Running Length: 91 minutes
MPAA Classification: PG for language and violence.
Cast: Ryan O’Neal, Bruce Dern, Isabelle Adjani, Ronee Blakely, Matt Clark, Felice Orlandi
Director: Walter Hill
Producer: Lawrence Gordon
Screenplay: Walter Hill
Ryan O’Neal (Love Story, Paper Moon) is the titular of Walter Hill’s classic crime flick, The Driver, which is one of those films from the 70s that has literally been cannibalized by others that have preceded it. Overall, The Driver is nothing more than your typical cops and robbers actioneer, but its intentional lack of character depth makes it somewhat intriguing. Hell, these guys don’t even names.
O’Neal is “The Driver”, a hardened professional who provides criminals and other assorted lowlifes with a getaway as long as they’re willing to pay enough. He’s the best in the business and knows it, which is why “The Detective” (Bruce Dern, Coming Home) is after him. The Detective is willing to do anything to catch “the cowboy who can’t be caught”, even if it means crossing the line of police procedure. And this time he’s got a fool-proof plan to put The Driver away for good, but it turns out that The Driver has got plans of his own.
Most will find their attention invested in the two car chases that bookend The Driver, as these are indubitably the film’s finest moments. Magnificently executed, paced, and edited, these chases are what the film is mainly known for, and for good reason, too. Philip H. Lathrop’s daring cinematography weaves through the streets of Los Angeles as The Driver either eludes pursuing police cruisers or stays on the tail of opposing criminals.

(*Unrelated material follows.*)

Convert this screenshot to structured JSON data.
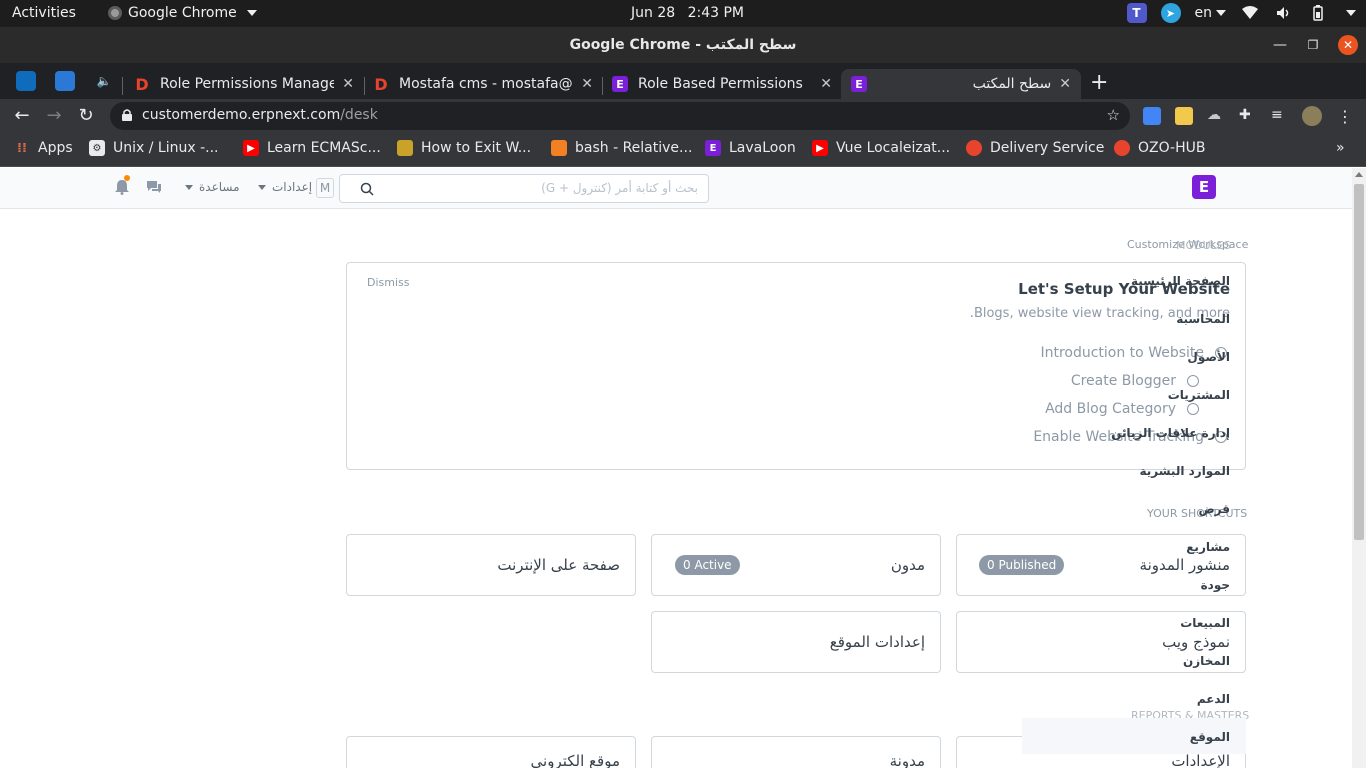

And as long as these chases are – (each one clocks in at about eight minutes) – they are never boring.
O’Neal wears the same distant expression for most of the movie and it suits his character. He looks detached, empty. The Driver lives alone, has no real friends, and doesn’t talk much, and O’Neal captures most of this quite well. His handsome features are deceptive, for he’s capable of killing with the snap of a finger. You expect one thing and get the other. Opposite him is Dern, who you can tell is really relishing his role. The Detective is grossly self-confident and conceited, and seems just about as seedy as the supposed bad guys that he’s after. (His final expression at the end of the film is priceless.)
Walter Hill manages to turn Los Angeles into a very dark and sinister place; a place where crime runs rampant and police sirens echo throughout most of the night. The Driver is nothing remarkable and it’s nothing close to original, but it’s cool and very entertaining.
|Final rating: ★★★ (out of ★★★★)|
© 2012 Stephen Earnest